§ **Records from a dataset**
-------------------------

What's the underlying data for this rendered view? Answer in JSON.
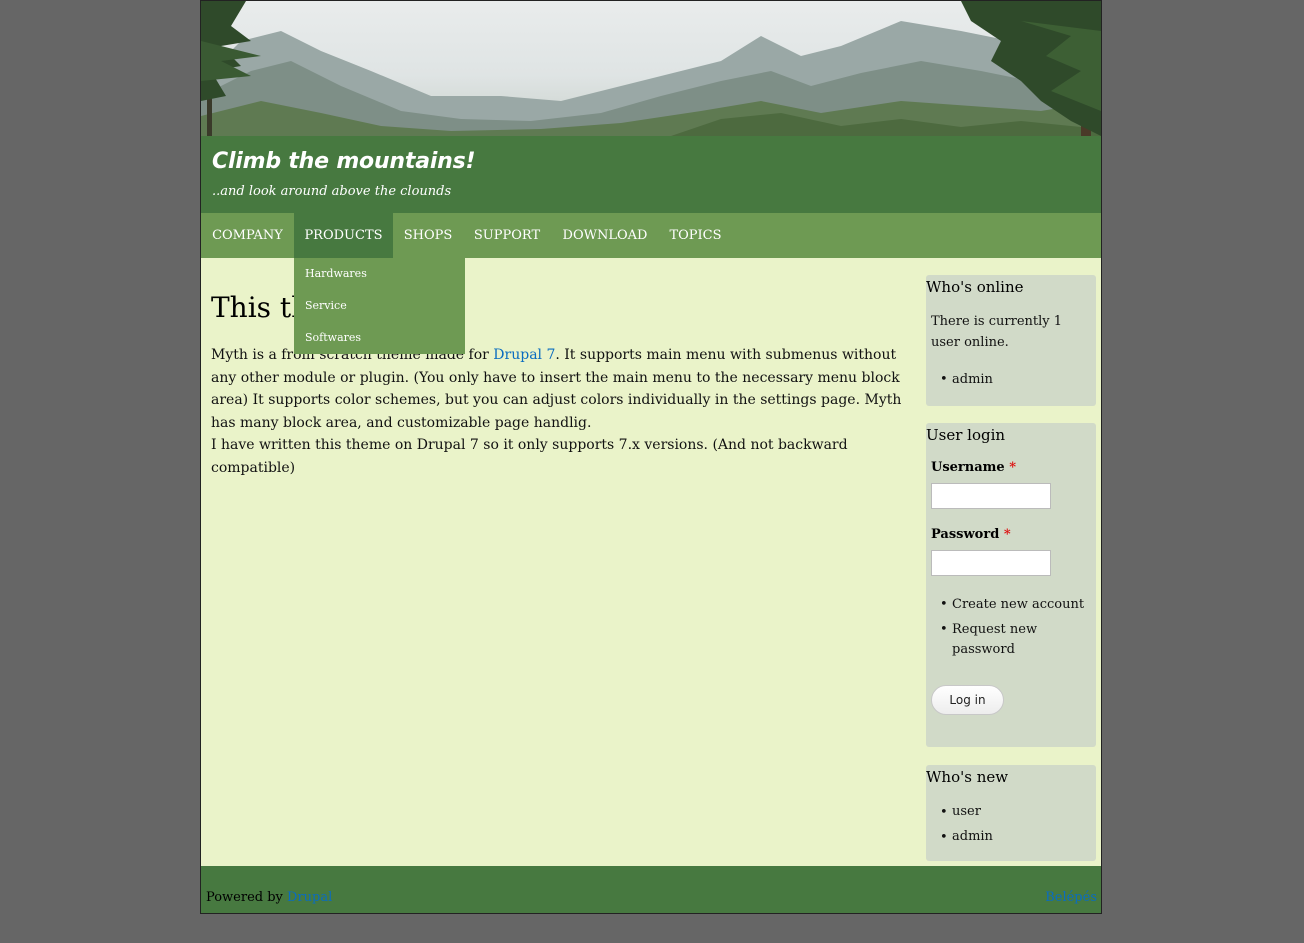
{
  "header": {
    "site_name": "Climb the mountains!",
    "slogan": "..and look around above the clounds"
  },
  "nav": {
    "items": [
      {
        "label": "COMPANY"
      },
      {
        "label": "PRODUCTS"
      },
      {
        "label": "SHOPS"
      },
      {
        "label": "SUPPORT"
      },
      {
        "label": "DOWNLOAD"
      },
      {
        "label": "TOPICS"
      }
    ],
    "active": "PRODUCTS",
    "submenu": [
      {
        "label": "Hardwares"
      },
      {
        "label": "Service"
      },
      {
        "label": "Softwares"
      }
    ]
  },
  "main": {
    "title": "This th",
    "p1_before": "Myth is a from scratch theme made for ",
    "p1_link": "Drupal 7",
    "p1_after": ". It supports main menu with submenus without any other module or plugin. (You only have to insert the main menu to the necessary menu block area) It supports color schemes, but you can adjust colors individually in the settings page. Myth has many block area, and customizable page handlig.",
    "p2": "I have written this theme on Drupal 7 so it only supports 7.x versions. (And not backward compatible)"
  },
  "sidebar": {
    "whos_online": {
      "title": "Who's online",
      "text": "There is currently 1 user online.",
      "users": [
        "admin"
      ]
    },
    "user_login": {
      "title": "User login",
      "username_label": "Username",
      "password_label": "Password",
      "required_mark": "*",
      "username_value": "",
      "password_value": "",
      "links": [
        "Create new account",
        "Request new password"
      ],
      "button": "Log in"
    },
    "whos_new": {
      "title": "Who's new",
      "users": [
        "user",
        "admin"
      ]
    }
  },
  "footer": {
    "powered_by": "Powered by",
    "powered_link": "Drupal",
    "right_link": "Belépés"
  },
  "colors": {
    "header_green": "#477940",
    "nav_green": "#6e9a53",
    "content_bg": "#eaf3c9",
    "block_bg": "#d1dac8",
    "link_blue": "#0a6cc0"
  }
}
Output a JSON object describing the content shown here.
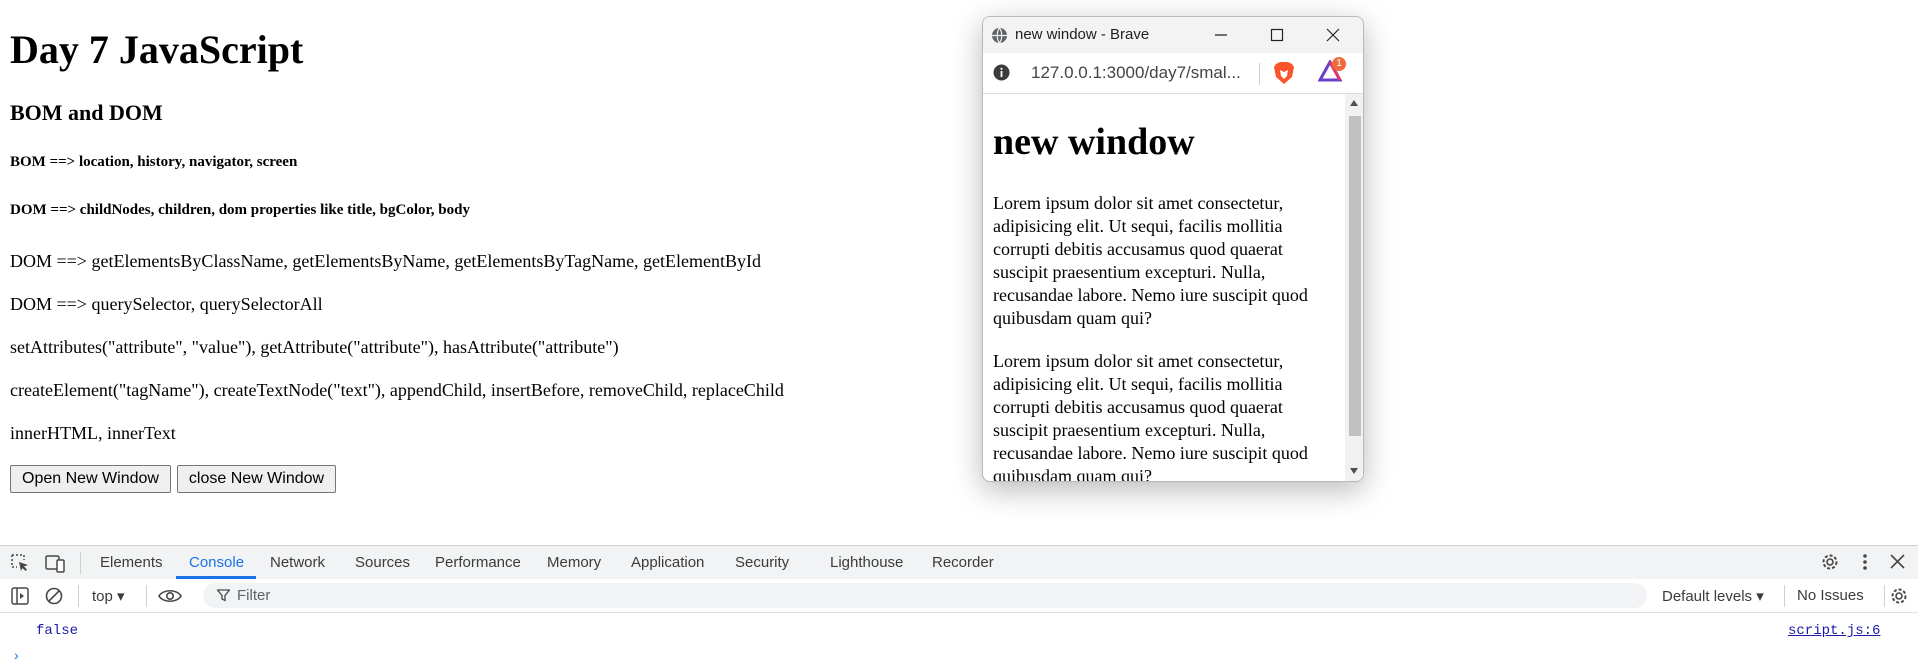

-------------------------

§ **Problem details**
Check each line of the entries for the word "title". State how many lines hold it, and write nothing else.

§ **Answer to this exercise**
4